It’s October 1. After a particularly low moment, you are thinking about your life, and you realize how far you’ve come. You regret many decisions you made, many situations you mishandled, and many people you’ve allowed to hurt you. You realize though, that every single one of those events have caused you to develop a certain strength in your character. You acknowledge that getting pregnant when you did was careless, and yes it was a mistake, but you also acknowledge that had it happened any other way, you would not have your baby. Yes, you would be just fine graduating now if you didn’t have a baby, not feeling as if you were missing a thing. But you know that if you were to choose between the two, after knowing the joy of Kymani smiling at you for no apparent reason, you would do this all again. You are not satisfied with where you are now. You are not completely happy either. You know that if you ever want feel truly fulfilled with who you are and where you are in life, you need to move on. You need to let go of a failed relationship, and open your heart again, so that whenever that kind of love comes by again, it will feel welcome. You still have no idea when you will finish school. Perhaps by some stroke of luck you might still be able to complete it this year. You are still unemployed, but you are trying, and there is nothing else you can do about that now. You are not in your ideal home, but that is bound to change eventually. You have anxiety about leaving your baby in the care of anyone but yourself, but you know that when he is old enough to understand, he will. You are still not completely in control of your feelings, and an unruly tear or two still escape every now and then. But you are in complete control of your actions, and how you allow yourself to be treated. You are not where you want to be, but you are getting better.
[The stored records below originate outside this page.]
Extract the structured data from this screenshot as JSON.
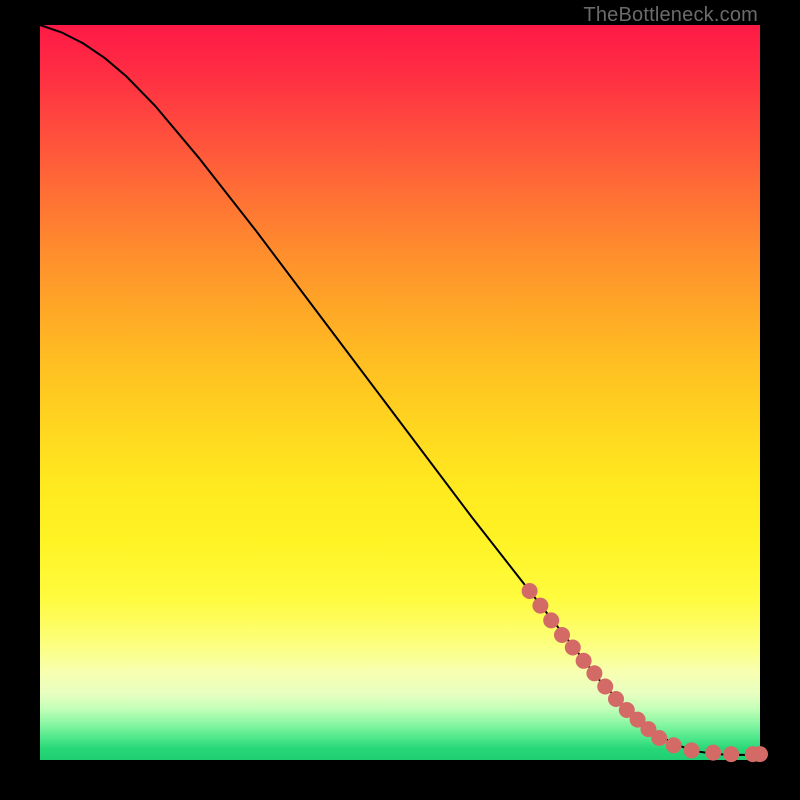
{
  "attribution": "TheBottleneck.com",
  "colors": {
    "marker": "#d46a66",
    "curve": "#000000"
  },
  "chart_data": {
    "type": "line",
    "title": "",
    "xlabel": "",
    "ylabel": "",
    "xlim": [
      0,
      100
    ],
    "ylim": [
      0,
      100
    ],
    "series": [
      {
        "name": "bottleneck-curve",
        "x": [
          0,
          3,
          6,
          9,
          12,
          16,
          22,
          30,
          40,
          50,
          60,
          68,
          74,
          78,
          82,
          85,
          88,
          91,
          94,
          96,
          98,
          100
        ],
        "y": [
          100,
          99,
          97.5,
          95.5,
          93,
          89,
          82,
          72,
          59,
          46,
          33,
          23,
          15.5,
          10.5,
          6.5,
          4,
          2.2,
          1.2,
          0.8,
          0.7,
          0.7,
          0.7
        ]
      }
    ],
    "markers": [
      {
        "x": 68.0,
        "y": 23.0
      },
      {
        "x": 69.5,
        "y": 21.0
      },
      {
        "x": 71.0,
        "y": 19.0
      },
      {
        "x": 72.5,
        "y": 17.0
      },
      {
        "x": 74.0,
        "y": 15.3
      },
      {
        "x": 75.5,
        "y": 13.5
      },
      {
        "x": 77.0,
        "y": 11.8
      },
      {
        "x": 78.5,
        "y": 10.0
      },
      {
        "x": 80.0,
        "y": 8.3
      },
      {
        "x": 81.5,
        "y": 6.8
      },
      {
        "x": 83.0,
        "y": 5.5
      },
      {
        "x": 84.5,
        "y": 4.2
      },
      {
        "x": 86.0,
        "y": 3.0
      },
      {
        "x": 88.0,
        "y": 2.0
      },
      {
        "x": 90.5,
        "y": 1.3
      },
      {
        "x": 93.5,
        "y": 1.0
      },
      {
        "x": 96.0,
        "y": 0.8
      },
      {
        "x": 99.0,
        "y": 0.8
      },
      {
        "x": 100.0,
        "y": 0.8
      }
    ]
  }
}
So…… I lied in the title. I didn’t exactly find myself. I am forever changing and adapting to whatever life throws my way, and that requires my concept of “self” to remain elusive. I think the moment I say “Yes, I have finally found myself” is the moment my life will end.